### Brief
Gather all lines in the data that hold the string "more".

(Component data from apps and pages)
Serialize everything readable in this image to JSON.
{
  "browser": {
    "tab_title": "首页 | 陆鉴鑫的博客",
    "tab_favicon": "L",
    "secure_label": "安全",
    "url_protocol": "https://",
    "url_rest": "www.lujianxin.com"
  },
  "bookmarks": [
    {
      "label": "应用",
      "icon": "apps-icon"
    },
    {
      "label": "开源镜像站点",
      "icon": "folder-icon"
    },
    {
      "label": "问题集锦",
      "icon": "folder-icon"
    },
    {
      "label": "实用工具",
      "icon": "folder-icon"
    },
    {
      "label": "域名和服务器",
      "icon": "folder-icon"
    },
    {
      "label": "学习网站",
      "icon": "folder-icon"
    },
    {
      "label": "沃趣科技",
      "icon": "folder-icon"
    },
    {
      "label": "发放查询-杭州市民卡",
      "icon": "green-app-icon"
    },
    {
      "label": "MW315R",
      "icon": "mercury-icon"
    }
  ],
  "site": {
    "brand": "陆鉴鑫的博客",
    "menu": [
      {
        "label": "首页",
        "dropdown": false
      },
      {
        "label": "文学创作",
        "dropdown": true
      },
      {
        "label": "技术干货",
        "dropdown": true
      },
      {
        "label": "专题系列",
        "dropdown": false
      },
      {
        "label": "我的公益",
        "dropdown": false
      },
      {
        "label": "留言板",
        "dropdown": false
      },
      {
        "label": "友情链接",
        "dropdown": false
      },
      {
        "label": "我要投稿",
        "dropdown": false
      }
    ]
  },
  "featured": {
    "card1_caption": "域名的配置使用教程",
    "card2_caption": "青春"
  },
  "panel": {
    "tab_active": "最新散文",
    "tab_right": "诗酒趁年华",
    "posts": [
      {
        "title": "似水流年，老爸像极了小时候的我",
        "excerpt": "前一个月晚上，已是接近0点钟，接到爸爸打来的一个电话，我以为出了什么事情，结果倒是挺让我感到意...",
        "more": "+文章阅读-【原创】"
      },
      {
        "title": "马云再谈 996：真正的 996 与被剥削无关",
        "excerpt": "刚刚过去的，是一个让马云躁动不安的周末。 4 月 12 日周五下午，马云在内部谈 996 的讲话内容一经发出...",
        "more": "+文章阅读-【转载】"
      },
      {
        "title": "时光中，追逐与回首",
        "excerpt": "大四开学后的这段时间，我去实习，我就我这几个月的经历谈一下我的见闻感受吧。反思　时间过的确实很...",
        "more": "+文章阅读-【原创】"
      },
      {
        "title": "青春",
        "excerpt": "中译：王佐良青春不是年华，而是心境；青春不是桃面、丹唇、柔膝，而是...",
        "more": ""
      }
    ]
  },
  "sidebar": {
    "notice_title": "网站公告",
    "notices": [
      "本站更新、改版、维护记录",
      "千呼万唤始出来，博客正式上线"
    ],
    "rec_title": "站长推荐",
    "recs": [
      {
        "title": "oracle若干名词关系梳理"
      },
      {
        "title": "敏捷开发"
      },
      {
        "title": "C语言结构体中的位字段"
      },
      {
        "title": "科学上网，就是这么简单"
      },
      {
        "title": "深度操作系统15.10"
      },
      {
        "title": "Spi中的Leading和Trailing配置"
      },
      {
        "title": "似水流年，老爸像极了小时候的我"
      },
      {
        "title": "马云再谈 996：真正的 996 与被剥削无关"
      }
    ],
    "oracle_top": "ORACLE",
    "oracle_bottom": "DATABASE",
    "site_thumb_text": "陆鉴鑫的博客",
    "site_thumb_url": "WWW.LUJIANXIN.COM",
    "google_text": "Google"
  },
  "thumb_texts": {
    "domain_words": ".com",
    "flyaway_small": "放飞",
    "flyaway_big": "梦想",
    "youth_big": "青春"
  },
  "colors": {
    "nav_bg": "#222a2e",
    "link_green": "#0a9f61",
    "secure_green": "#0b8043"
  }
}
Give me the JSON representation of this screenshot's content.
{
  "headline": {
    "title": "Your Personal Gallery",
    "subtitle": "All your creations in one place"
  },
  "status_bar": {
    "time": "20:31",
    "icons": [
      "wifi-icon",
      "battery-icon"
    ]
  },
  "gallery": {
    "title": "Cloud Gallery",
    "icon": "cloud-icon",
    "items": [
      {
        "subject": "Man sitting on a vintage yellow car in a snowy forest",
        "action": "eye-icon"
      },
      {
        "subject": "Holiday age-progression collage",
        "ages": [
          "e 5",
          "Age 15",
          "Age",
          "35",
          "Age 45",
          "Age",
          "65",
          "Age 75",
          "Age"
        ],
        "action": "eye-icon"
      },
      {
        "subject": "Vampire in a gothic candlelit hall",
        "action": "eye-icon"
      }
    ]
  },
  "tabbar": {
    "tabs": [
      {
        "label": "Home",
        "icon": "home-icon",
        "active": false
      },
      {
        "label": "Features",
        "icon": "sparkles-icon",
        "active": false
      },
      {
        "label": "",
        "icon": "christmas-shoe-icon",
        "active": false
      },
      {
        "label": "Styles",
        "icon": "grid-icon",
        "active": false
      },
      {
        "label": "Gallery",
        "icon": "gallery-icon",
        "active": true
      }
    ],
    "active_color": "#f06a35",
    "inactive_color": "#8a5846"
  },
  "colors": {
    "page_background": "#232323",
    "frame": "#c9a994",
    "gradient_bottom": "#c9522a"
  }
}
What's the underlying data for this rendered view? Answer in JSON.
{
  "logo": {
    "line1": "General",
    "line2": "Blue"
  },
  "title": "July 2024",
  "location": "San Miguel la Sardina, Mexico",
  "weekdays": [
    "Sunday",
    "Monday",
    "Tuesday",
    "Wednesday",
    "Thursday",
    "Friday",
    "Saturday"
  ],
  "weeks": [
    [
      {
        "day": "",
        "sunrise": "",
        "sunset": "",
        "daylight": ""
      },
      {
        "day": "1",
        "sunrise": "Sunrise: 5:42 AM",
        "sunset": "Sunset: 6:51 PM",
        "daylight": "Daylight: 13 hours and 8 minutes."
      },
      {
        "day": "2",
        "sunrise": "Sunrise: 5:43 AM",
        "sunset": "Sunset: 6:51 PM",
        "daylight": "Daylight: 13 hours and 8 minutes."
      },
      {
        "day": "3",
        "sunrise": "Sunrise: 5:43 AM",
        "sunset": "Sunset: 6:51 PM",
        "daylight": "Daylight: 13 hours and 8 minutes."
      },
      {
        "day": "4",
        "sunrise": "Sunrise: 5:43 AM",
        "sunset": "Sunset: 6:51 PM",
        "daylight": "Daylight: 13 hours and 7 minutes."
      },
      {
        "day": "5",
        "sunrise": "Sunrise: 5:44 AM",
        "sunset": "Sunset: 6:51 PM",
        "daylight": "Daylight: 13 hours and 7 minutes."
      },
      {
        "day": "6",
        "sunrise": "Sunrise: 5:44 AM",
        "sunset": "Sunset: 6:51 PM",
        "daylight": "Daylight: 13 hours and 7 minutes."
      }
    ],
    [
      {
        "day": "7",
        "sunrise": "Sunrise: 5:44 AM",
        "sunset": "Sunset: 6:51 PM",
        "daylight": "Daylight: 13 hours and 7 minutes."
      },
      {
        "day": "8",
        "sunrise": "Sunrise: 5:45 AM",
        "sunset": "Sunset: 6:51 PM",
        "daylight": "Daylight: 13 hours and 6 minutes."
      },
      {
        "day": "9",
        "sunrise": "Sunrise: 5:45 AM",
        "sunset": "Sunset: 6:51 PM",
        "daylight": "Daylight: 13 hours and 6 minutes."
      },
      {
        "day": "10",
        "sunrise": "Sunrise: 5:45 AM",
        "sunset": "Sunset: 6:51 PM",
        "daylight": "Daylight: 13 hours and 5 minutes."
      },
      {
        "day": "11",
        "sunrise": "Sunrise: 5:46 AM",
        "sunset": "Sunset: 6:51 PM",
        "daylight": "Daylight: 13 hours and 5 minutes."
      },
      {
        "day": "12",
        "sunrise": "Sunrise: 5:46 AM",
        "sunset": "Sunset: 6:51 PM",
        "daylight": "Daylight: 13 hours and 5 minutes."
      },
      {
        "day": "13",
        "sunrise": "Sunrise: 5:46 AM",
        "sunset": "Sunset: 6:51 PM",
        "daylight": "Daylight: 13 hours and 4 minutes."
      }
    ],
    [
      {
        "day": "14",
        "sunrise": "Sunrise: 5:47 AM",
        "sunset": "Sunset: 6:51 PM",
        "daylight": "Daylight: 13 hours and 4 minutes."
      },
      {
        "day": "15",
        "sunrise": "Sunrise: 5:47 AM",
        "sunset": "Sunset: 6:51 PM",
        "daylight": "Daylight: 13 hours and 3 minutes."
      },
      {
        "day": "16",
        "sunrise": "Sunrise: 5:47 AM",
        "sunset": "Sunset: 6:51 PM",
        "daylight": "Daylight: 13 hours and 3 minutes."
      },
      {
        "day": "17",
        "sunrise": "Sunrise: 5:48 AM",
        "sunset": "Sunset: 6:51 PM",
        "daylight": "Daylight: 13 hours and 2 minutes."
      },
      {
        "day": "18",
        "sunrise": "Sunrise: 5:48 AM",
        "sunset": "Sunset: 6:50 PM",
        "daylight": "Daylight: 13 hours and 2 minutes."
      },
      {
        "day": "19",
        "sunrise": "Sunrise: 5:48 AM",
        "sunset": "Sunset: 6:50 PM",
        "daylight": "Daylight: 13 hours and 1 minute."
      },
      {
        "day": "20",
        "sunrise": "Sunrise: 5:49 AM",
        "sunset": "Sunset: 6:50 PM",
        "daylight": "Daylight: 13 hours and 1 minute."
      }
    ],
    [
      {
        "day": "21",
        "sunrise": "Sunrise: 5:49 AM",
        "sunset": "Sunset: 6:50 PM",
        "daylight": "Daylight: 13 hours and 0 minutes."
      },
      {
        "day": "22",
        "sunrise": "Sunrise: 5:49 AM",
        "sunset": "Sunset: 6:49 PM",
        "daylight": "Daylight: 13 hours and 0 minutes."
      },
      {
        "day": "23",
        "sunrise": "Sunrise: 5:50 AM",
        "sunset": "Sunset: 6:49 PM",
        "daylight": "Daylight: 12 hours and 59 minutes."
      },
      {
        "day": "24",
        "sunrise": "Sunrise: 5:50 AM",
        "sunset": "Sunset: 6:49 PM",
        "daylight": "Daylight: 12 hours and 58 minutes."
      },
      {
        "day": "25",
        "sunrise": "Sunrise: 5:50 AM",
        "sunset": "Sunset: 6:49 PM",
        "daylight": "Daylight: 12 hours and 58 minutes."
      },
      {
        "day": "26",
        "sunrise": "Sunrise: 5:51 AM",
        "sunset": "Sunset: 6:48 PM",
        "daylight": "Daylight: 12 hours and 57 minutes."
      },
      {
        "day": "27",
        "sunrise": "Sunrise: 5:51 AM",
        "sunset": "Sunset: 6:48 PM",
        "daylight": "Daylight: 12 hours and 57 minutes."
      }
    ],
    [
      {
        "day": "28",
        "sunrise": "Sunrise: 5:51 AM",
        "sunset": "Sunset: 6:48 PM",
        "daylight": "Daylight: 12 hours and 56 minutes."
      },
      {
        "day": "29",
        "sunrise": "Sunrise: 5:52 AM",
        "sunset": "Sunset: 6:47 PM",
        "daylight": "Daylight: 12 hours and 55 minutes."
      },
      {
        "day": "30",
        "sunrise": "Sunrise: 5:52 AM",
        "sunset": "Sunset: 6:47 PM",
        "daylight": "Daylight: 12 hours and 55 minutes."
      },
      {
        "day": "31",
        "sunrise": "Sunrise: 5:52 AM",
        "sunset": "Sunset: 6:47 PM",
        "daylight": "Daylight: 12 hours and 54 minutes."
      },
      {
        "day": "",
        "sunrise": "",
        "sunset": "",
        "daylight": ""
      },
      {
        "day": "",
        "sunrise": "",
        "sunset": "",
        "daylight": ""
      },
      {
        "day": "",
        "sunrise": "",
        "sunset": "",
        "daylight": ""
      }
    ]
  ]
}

### Response area
        "more": "+文章阅读-【原创】"
        "more": "+文章阅读-【转载】"
        "more": "+文章阅读-【原创】"
        "more": ""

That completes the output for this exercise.